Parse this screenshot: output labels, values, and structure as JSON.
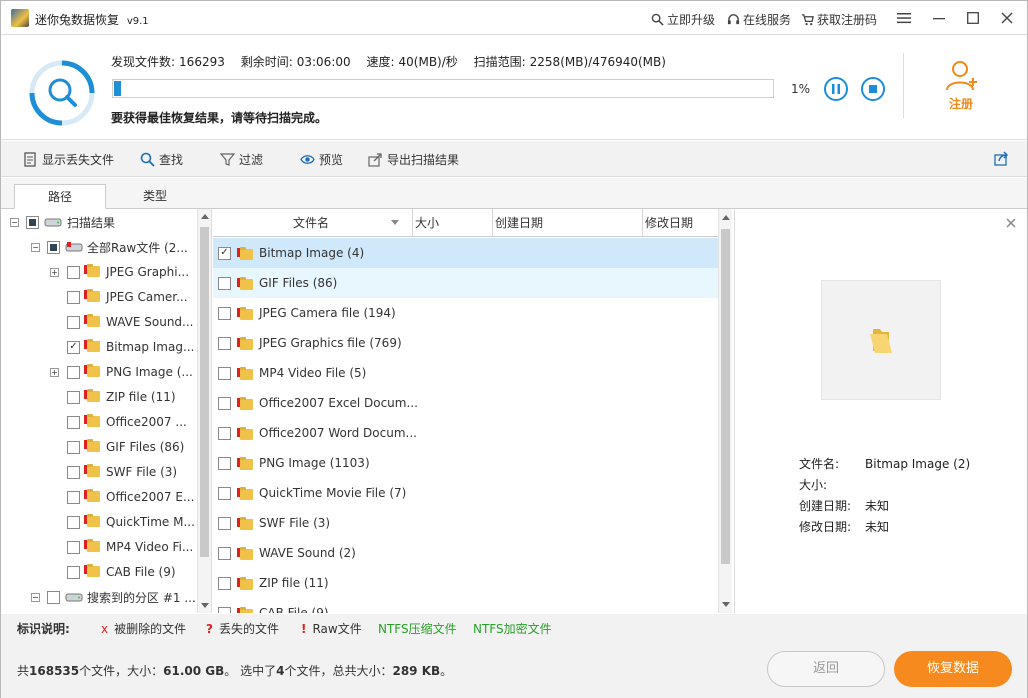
{
  "app": {
    "title": "迷你兔数据恢复",
    "version": "v9.1"
  },
  "titlebar": {
    "upgrade": "立即升级",
    "online_service": "在线服务",
    "get_code": "获取注册码"
  },
  "scan": {
    "found_label": "发现文件数:",
    "found_value": "166293",
    "remaining_label": "剩余时间:",
    "remaining_value": "03:06:00",
    "speed_label": "速度:",
    "speed_value": "40(MB)/秒",
    "range_label": "扫描范围:",
    "range_value": "2258(MB)/476940(MB)",
    "progress_percent": "1%",
    "progress_fraction": 0.01,
    "hint": "要获得最佳恢复结果，请等待扫描完成。"
  },
  "register": {
    "label": "注册"
  },
  "toolbar": {
    "show_lost": "显示丢失文件",
    "find": "查找",
    "filter": "过滤",
    "preview": "预览",
    "export": "导出扫描结果"
  },
  "tabs": [
    {
      "label": "路径",
      "active": true
    },
    {
      "label": "类型",
      "active": false
    }
  ],
  "tree": {
    "root": "扫描结果",
    "raw": "全部Raw文件 (2...",
    "items": [
      {
        "label": "JPEG Graphi...",
        "checked": false,
        "expandable": true
      },
      {
        "label": "JPEG Camer...",
        "checked": false,
        "expandable": false
      },
      {
        "label": "WAVE Sound...",
        "checked": false,
        "expandable": false
      },
      {
        "label": "Bitmap Imag...",
        "checked": true,
        "expandable": false
      },
      {
        "label": "PNG Image (...",
        "checked": false,
        "expandable": true
      },
      {
        "label": "ZIP file (11)",
        "checked": false,
        "expandable": false
      },
      {
        "label": "Office2007 ...",
        "checked": false,
        "expandable": false
      },
      {
        "label": "GIF Files (86)",
        "checked": false,
        "expandable": false
      },
      {
        "label": "SWF File (3)",
        "checked": false,
        "expandable": false
      },
      {
        "label": "Office2007 E...",
        "checked": false,
        "expandable": false
      },
      {
        "label": "QuickTime M...",
        "checked": false,
        "expandable": false
      },
      {
        "label": "MP4 Video Fi...",
        "checked": false,
        "expandable": false
      },
      {
        "label": "CAB File (9)",
        "checked": false,
        "expandable": false
      }
    ],
    "partition": "搜索到的分区 #1 ..."
  },
  "file_list": {
    "columns": [
      "文件名",
      "大小",
      "创建日期",
      "修改日期"
    ],
    "rows": [
      {
        "name": "Bitmap Image (4)",
        "checked": true,
        "state": "selected"
      },
      {
        "name": "GIF Files (86)",
        "checked": false,
        "state": "hover"
      },
      {
        "name": "JPEG Camera file (194)",
        "checked": false,
        "state": ""
      },
      {
        "name": "JPEG Graphics file (769)",
        "checked": false,
        "state": ""
      },
      {
        "name": "MP4 Video File (5)",
        "checked": false,
        "state": ""
      },
      {
        "name": "Office2007 Excel Docum...",
        "checked": false,
        "state": ""
      },
      {
        "name": "Office2007 Word Docum...",
        "checked": false,
        "state": ""
      },
      {
        "name": "PNG Image (1103)",
        "checked": false,
        "state": ""
      },
      {
        "name": "QuickTime Movie File (7)",
        "checked": false,
        "state": ""
      },
      {
        "name": "SWF File (3)",
        "checked": false,
        "state": ""
      },
      {
        "name": "WAVE Sound (2)",
        "checked": false,
        "state": ""
      },
      {
        "name": "ZIP file (11)",
        "checked": false,
        "state": ""
      },
      {
        "name": "CAB File (9)",
        "checked": false,
        "state": ""
      }
    ]
  },
  "preview": {
    "filename_label": "文件名:",
    "filename_value": "Bitmap Image (2)",
    "size_label": "大小:",
    "size_value": "",
    "created_label": "创建日期:",
    "created_value": "未知",
    "modified_label": "修改日期:",
    "modified_value": "未知"
  },
  "legend": {
    "title": "标识说明:",
    "deleted_mark": "x",
    "deleted": "被删除的文件",
    "lost_mark": "?",
    "lost": "丢失的文件",
    "raw_mark": "!",
    "raw": "Raw文件",
    "ntfs_comp": "NTFS压缩文件",
    "ntfs_enc": "NTFS加密文件"
  },
  "status": {
    "prefix": "共",
    "count": "168535",
    "files_suffix": "个文件，大小：",
    "size": "61.00 GB",
    "sel_prefix": "。 选中了",
    "sel_count": "4",
    "sel_mid": "个文件，总共大小：",
    "sel_size": "289 KB",
    "end": "。"
  },
  "buttons": {
    "back": "返回",
    "recover": "恢复数据"
  },
  "colors": {
    "accent": "#1e8fd6",
    "orange": "#f78a1e",
    "red": "#e02020",
    "green": "#2aa02a",
    "selected_row": "#cfe8fa",
    "hover_row": "#e8f6fd"
  }
}
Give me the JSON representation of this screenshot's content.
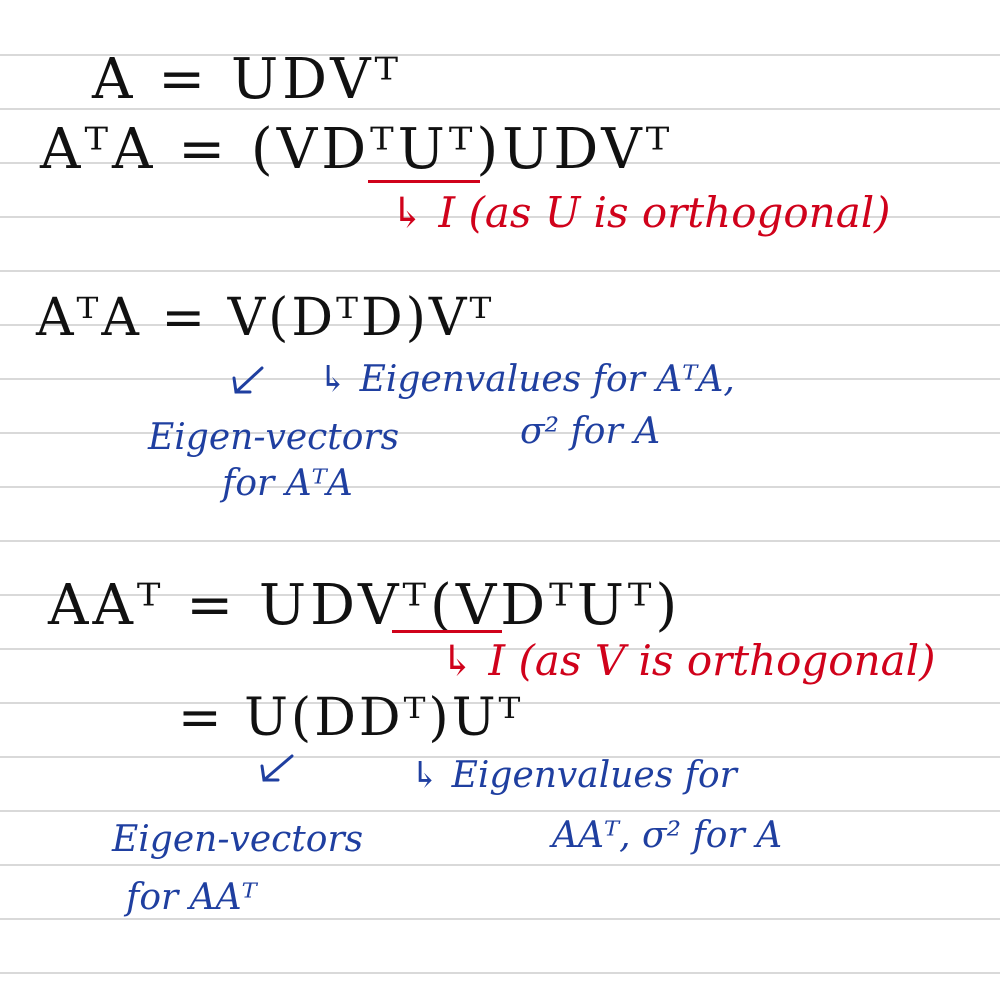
{
  "colors": {
    "ink": "#111111",
    "annotation_red": "#d0021b",
    "annotation_blue": "#1f3fa0",
    "rule_line": "#d9d9d9"
  },
  "lines": {
    "l1": "A =  UDVᵀ",
    "l2": "AᵀA = (VDᵀUᵀ)UDVᵀ",
    "l2_note": "↳ I (as U is orthogonal)",
    "l3": "AᵀA =  V(DᵀD)Vᵀ",
    "l3_eig": "↳ Eigenvalues for AᵀA,",
    "l3_sigma": "σ² for A",
    "l3_vec1": "Eigen-vectors",
    "l3_vec2": "for AᵀA",
    "l4": "AAᵀ =  UDVᵀ(VDᵀUᵀ)",
    "l4_note": "↳ I (as V is orthogonal)",
    "l5": "=   U(DDᵀ)Uᵀ",
    "l5_eig1": "↳ Eigenvalues for",
    "l5_eig2": "AAᵀ, σ² for A",
    "l5_vec1": "Eigen-vectors",
    "l5_vec2": "for AAᵀ"
  }
}
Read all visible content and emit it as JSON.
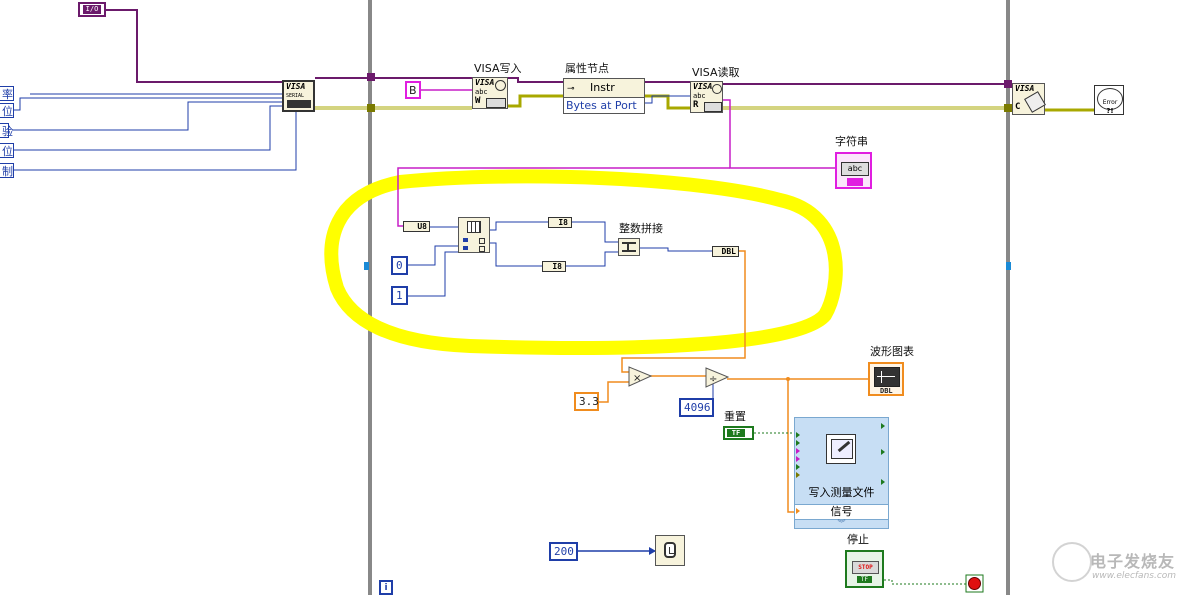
{
  "diagram": {
    "io_constant": "I/O",
    "left_cut_labels": [
      "率",
      "位",
      "验",
      "位",
      "制"
    ],
    "visa_serial": {
      "line1": "VISA",
      "line2": "SERIAL"
    },
    "constant_b": "B",
    "visa_write": {
      "label": "VISA写入",
      "icon_top": "VISA",
      "icon_mid": "abc",
      "icon_letter": "W"
    },
    "property_node": {
      "label": "属性节点",
      "class": "Instr",
      "property": "Bytes at Port"
    },
    "visa_read": {
      "label": "VISA读取",
      "icon_top": "VISA",
      "icon_mid": "abc",
      "icon_letter": "R"
    },
    "visa_close": {
      "icon_top": "VISA",
      "icon_letter": "C"
    },
    "error_handler": {
      "text": "Error"
    },
    "string_indicator": {
      "label": "字符串",
      "text": "abc"
    },
    "u8_conversion": "U8",
    "const_0": "0",
    "const_1": "1",
    "i8_top": "I8",
    "i8_bottom": "I8",
    "join_numbers": {
      "label": "整数拼接"
    },
    "dbl_conversion": "DBL",
    "const_33": "3.3",
    "const_4096": "4096",
    "waveform_chart": {
      "label": "波形图表",
      "type": "DBL"
    },
    "reset": {
      "label": "重置",
      "value": "TF"
    },
    "write_measurement": {
      "title": "写入测量文件",
      "terminal": "信号"
    },
    "const_200": "200",
    "stop": {
      "label": "停止",
      "text": "STOP",
      "type": "TF"
    },
    "info_box": "i",
    "watermark": {
      "line1": "电子发烧友",
      "line2": "www.elecfans.com"
    }
  },
  "colors": {
    "highlight": "#ffff00",
    "wire_integer": "#1f3ea8",
    "wire_float": "#f08c1e",
    "wire_string": "#c71ec7",
    "wire_refnum": "#6b1a6b",
    "wire_error": "#a8a800",
    "wire_boolean": "#1e7a1e",
    "frame": "#888888"
  }
}
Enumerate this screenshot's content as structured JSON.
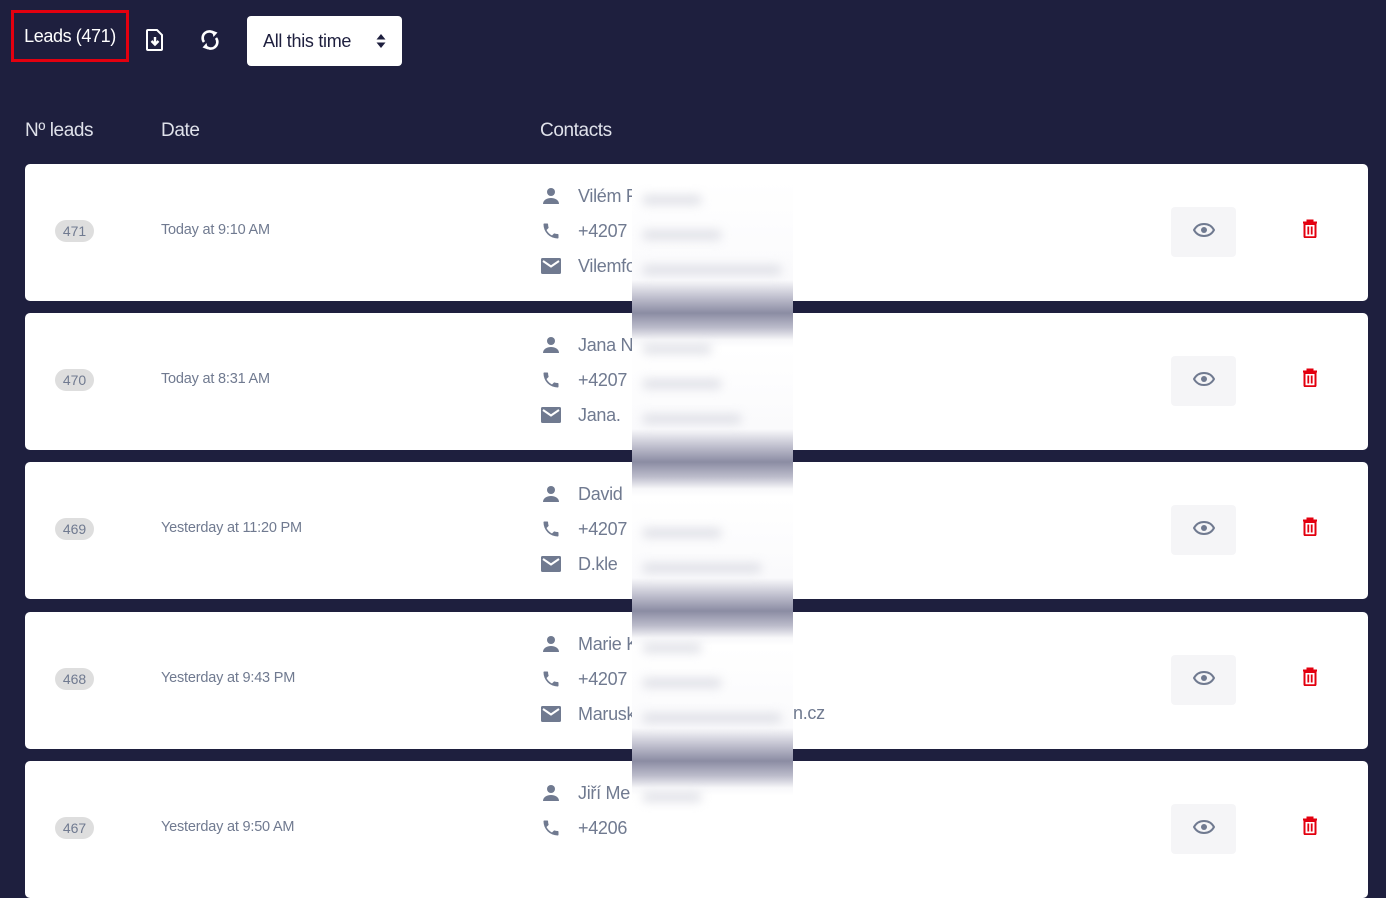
{
  "header": {
    "title": "Leads (471)",
    "export_icon": "file-download-icon",
    "refresh_icon": "sync-icon",
    "period_select": {
      "value": "All this time",
      "icon": "sort-caret-icon"
    }
  },
  "columns": {
    "number": "Nº leads",
    "date": "Date",
    "contacts": "Contacts"
  },
  "colors": {
    "background": "#1e1f3e",
    "card": "#ffffff",
    "muted_text": "#707a90",
    "badge_bg": "#dedede",
    "delete": "#e3000f",
    "highlight_border": "#e3000f"
  },
  "leads": [
    {
      "number": "471",
      "date": "Today at 9:10 AM",
      "name": "Vilém F",
      "phone": "+4207",
      "email": "Vilemfo"
    },
    {
      "number": "470",
      "date": "Today at 8:31 AM",
      "name": "Jana N",
      "phone": "+4207",
      "email": "Jana."
    },
    {
      "number": "469",
      "date": "Yesterday at 11:20 PM",
      "name": "David",
      "phone": "+4207",
      "email": "D.kle"
    },
    {
      "number": "468",
      "date": "Yesterday at 9:43 PM",
      "name": "Marie K",
      "phone": "+4207",
      "email": "Marusk",
      "email_tail": "n.cz"
    },
    {
      "number": "467",
      "date": "Yesterday at 9:50 AM",
      "name": "Jiří Me",
      "phone": "+4206"
    }
  ],
  "row_actions": {
    "view_icon": "eye-icon",
    "delete_icon": "trash-icon"
  }
}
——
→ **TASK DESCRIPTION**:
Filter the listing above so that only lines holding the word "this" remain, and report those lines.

→ **RESPONSE BELOW**:
Parse this screenshot: output labels, values, and structure as JSON.
Give me the JSON representation of this screenshot's content.
Enumerate this screenshot's content as structured JSON.
      "value": "All this time",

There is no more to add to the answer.